Manual browser: login(1)
|LOGIN(1)||General Commands Manual||LOGIN(1)|
NAMElogin — authenticate users and set up their session environment
|login||[-Ffps] [-a address] [-h hostname] [user]|
DESCRIPTIONThe login utility logs users (and pseudo-users) into the computer system.
If no user is specified, or if a user is specified and authentication of the user fails, login prompts for a user name. Authentication of users is done via passwords. If the user can be authenticated via S/Key, then the S/Key challenge is incorporated in the password prompt. The user then has the option of entering their Kerberos or normal password or the S/Key response. Neither will be echoed.
The options are as follows:
- The -a option specifies the address of the host from which the connection was received. It is used by various daemons such as telnetd(8). This option may only be used by the super-user.
- The -F option acts like the -f option, but also indicates to login that it should attempt to rewrite an existing Kerberos 5 credentials cache (specified by the KRB5CCNAME environment variable) after dropping permissions to the user logging in. This flag is not supported under pam(8).
- The -f option is used when a user name is specified to indicate that proper authentication has already been done and that no password need be requested. This option may only be used by the super-user or when an already logged in user is logging in as themselves.

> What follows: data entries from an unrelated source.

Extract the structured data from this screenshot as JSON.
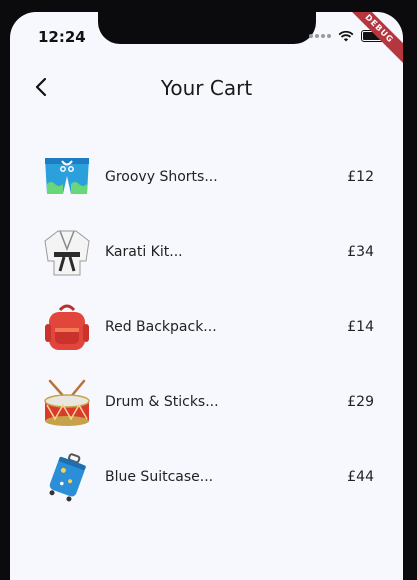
{
  "status": {
    "time": "12:24",
    "ribbon": "DEBUG"
  },
  "appbar": {
    "title": "Your Cart"
  },
  "cart": {
    "items": [
      {
        "name": "Groovy Shorts...",
        "price": "£12",
        "icon": "swim-shorts-icon"
      },
      {
        "name": "Karati Kit...",
        "price": "£34",
        "icon": "martial-arts-uniform-icon"
      },
      {
        "name": "Red Backpack...",
        "price": "£14",
        "icon": "backpack-icon"
      },
      {
        "name": "Drum & Sticks...",
        "price": "£29",
        "icon": "drum-icon"
      },
      {
        "name": "Blue Suitcase...",
        "price": "£44",
        "icon": "suitcase-icon"
      }
    ]
  },
  "colors": {
    "background": "#f7f8fd",
    "ribbon": "#b5363f",
    "text": "#222222"
  }
}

- The -h option specifies the host from which the connection was received. It is used by various daemons such as telnetd(8). This option may only be used by the super-user.
- By default, login discards any previous environment. The -p option disables this behavior.
- Require a secure authentication mechanism like Kerberos or S/Key to be used. This flag is not supported under pam(8).
If a user other than the superuser attempts to login while the file /etc/nologin exists, login displays its contents to the user and exits. This is used by shutdown(8) to prevent normal users from logging in when the system is about to go down.
Immediately after logging a user in, login displays the system copyright notice, the date and time the user last logged in, the message of the day as well as other information. If the file “.hushlogin” exists in the user's home directory, all of these messages are suppressed. This is to simplify logins for non-human users. login then records an entry in the wtmp(5) and utmp(5) files, executes site-specific login commands via the ttyaction(3) facility with an action of "login", and executes the user's command interpreter.
login enters information into the environment (see environ(7)) specifying the user's home directory (HOME), command interpreter (SHELL), search path (PATH), terminal type (TERM) and user name (both LOGNAME and USER).
The user's login experience can be customized using login class capabilities as configured in /etc/login.conf and documented in login.conf(5).
The standard shells, csh(1) and sh(1), do not fork before executing the login utility.
- login class capability database
- disallows non-superuser logins
- list of current logins
- last login account records
- login account records
- system mailboxes
- makes login quieter
SEE ALSOchpass(1), newgrp(1), passwd(1), rlogin(1), skey(1), getpass(3), ttyaction(3), login.conf(5), passwd.conf(5), utmp(5), environ(7), kerberos(8), pam(8)
HISTORYA login appeared in Version 6 AT&T UNIX.
TRADEMARKS AND PATENTSS/Key is a trademark of Bellcore.
|November 19, 2008||NetBSD 7.0|